London: The euro zone services economy jumped back almost to recovery in August, and is on course to grow in the current quarter led by a resurgent Germany and France, key data showed on Thursday.
The data should reassure the European Central Bank as it meets that the worst of a severe recession is over even though a return to economic growth may be slow while unemployment remains high. It is widely expected to leave rates on hold at a record low of 1.0% later in the day.
Markit’s Eurozone Final Services Purchasing Managers’ Index of around 2,000 companies leapt to 49.9 from 45.7 in July, and was even higher than the 49.5 recorded for the flash.
It is also just shy of the 50.0 mark that divides growth from contraction, suggesting that if the trend continues the euro zone economy will return to growth in the current quarter.
That was backed by forecasts made by the Organisation for Economic Cooperation and Development on Thursday showing the euro zone would post 0.3% growth in the third quarter.

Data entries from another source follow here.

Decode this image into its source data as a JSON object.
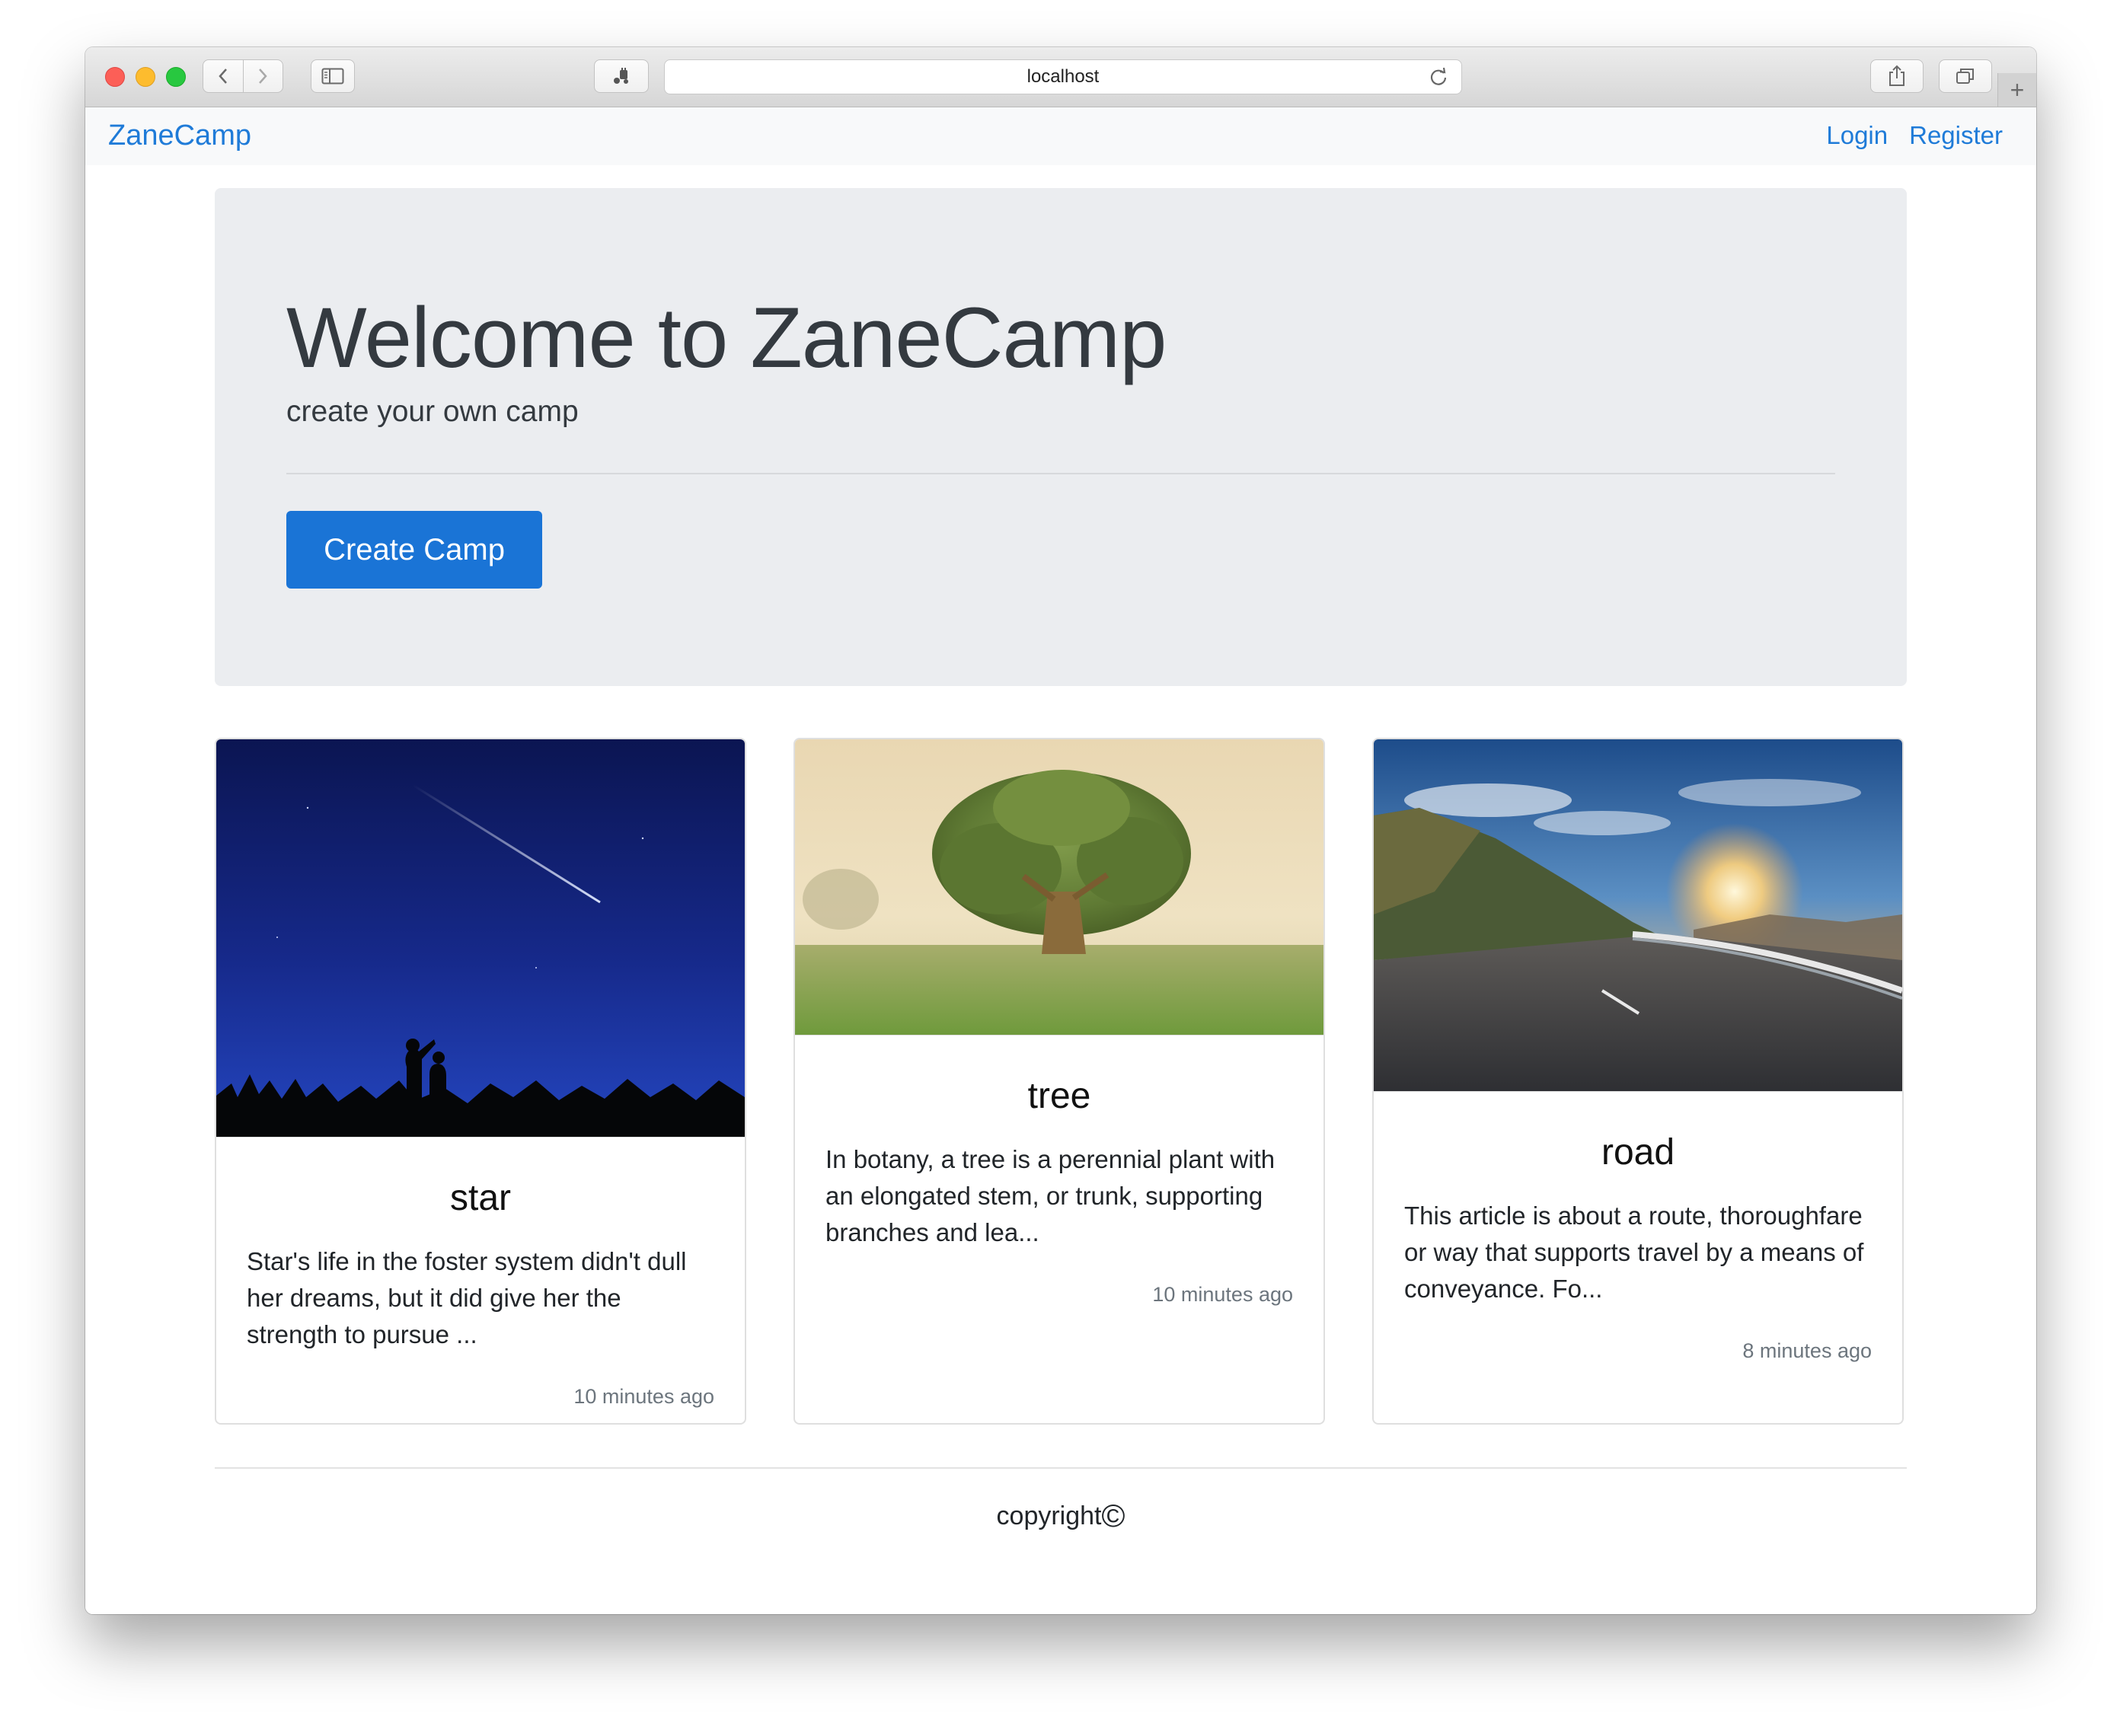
{
  "browser": {
    "url": "localhost"
  },
  "navbar": {
    "brand": "ZaneCamp",
    "login": "Login",
    "register": "Register"
  },
  "jumbotron": {
    "title": "Welcome to ZaneCamp",
    "subtitle": "create your own camp",
    "button": "Create Camp"
  },
  "cards": [
    {
      "title": "star",
      "text": "Star's life in the foster system didn't dull her dreams, but it did give her the strength to pursue ...",
      "time": "10 minutes ago"
    },
    {
      "title": "tree",
      "text": "In botany, a tree is a perennial plant with an elongated stem, or trunk, supporting branches and lea...",
      "time": "10 minutes ago"
    },
    {
      "title": "road",
      "text": "This article is about a route, thoroughfare or way that supports travel by a means of conveyance. Fo...",
      "time": "8 minutes ago"
    }
  ],
  "footer": {
    "text": "copyright",
    "symbol": "©"
  },
  "colors": {
    "link": "#1f7bd8",
    "primary_button": "#1a74d6",
    "jumbotron_bg": "#ebedf0",
    "muted_text": "#6c757d"
  }
}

Last quarter the euro zone economy shrank 0.1%, but less than a record 2.5% in the first.
Financial markets were little moved by the data. But some economists said it showed signs a recovery was spreading across the euro zone. Data also showed the UK PMI jumped to its highest level since September 2007.
“This really supports the case that this is a broad economic recovery, still dependent on the stimulus of monetary and fiscal policy, but it looks like we are on safer ground with regards to recovery in the euro area,” said Juergen Michels at Citi.

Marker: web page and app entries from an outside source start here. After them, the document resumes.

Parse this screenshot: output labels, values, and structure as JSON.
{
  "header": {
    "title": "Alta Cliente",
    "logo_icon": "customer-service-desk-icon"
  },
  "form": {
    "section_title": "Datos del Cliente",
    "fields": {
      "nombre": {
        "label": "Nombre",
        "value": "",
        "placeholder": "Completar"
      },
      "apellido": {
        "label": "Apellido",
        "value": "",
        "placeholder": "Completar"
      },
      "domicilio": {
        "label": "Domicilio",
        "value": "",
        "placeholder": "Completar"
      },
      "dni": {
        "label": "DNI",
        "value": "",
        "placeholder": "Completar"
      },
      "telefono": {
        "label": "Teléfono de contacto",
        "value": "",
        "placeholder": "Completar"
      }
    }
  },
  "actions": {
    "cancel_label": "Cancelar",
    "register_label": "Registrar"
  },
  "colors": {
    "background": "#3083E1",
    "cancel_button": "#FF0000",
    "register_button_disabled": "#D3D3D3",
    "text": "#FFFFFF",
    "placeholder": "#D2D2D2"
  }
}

Data showed a divergence among the euro zone’s four largest economies. Germany’s services PMI jumped to its highest since May last year in August, surging to 53.8 from 48.1.

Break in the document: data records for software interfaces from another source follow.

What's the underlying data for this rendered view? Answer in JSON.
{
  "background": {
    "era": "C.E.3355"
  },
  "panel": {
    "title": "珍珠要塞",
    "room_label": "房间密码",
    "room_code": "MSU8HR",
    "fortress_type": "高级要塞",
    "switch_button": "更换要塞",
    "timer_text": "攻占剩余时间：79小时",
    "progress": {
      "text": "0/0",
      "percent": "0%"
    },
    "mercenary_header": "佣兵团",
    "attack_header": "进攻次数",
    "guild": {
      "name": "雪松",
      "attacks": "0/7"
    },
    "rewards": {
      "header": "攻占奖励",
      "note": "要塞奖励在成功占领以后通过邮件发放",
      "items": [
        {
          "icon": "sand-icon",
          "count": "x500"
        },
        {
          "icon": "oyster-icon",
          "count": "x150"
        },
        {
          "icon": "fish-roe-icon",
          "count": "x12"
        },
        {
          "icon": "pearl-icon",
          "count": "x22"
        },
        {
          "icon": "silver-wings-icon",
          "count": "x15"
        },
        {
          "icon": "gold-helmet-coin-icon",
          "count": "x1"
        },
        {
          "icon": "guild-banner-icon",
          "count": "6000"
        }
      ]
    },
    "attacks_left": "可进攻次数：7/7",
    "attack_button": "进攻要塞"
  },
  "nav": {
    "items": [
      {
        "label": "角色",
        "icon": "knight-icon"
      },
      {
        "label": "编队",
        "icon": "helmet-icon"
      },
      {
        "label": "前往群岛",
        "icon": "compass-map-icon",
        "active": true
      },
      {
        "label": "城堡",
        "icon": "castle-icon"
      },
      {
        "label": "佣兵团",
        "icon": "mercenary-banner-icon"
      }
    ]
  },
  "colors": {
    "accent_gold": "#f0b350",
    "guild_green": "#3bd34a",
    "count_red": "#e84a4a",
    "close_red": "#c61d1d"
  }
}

France too closed in on the recovery level at 49.3, up from 45.5 the previous month. But Italy and Spain both lagged some way off the 50.0 mark despite a noticeable improvement in both countries.
A revision in the main euro zone services PMI from the flash was partly the result of a change in the incoming new business index, which rose to 48.6 in August from 44.2 in July, and up from the 48.2 flash.
The stronger services PMI, coupled with an improved outlook in the euro zone’s factories sector, took the Composite index of the two to its best level since last May. It was revised up to 50.4 from 47.0 in July and the 50.0 flash.
That would show the euro zone economy edging back in to growth territory. But the OECD still forecast the euro area economy to contract by 3.9% this year.
Job losses to hinder recovery?
The euro zone economy is still shedding jobs at a fast rate, but the survey showed a slowdown in that pace.
The Composite employment index of both manufacturing and services rose to 46.0 in August from 42.7 in July, a slight revision up from 45.8 at the time of the flash.
That still confirmed that euro zone companies have been shedding jobs for 14 straight months. Official euro zone unemployment rose to 9.5 percent in July, leaving the number of jobless in the euro zone at just over 15 million.
Some economists warn that if demand cannot pick up, then a recovery may well be slow or even stutter.
“Sales are still dependent on heavy price discounting and accommodative monetary and fiscal stimuli,” said Rob Dobson, senior economist at Markit. He warned against an early exit from ultra loose policies set up by governments and the ECB.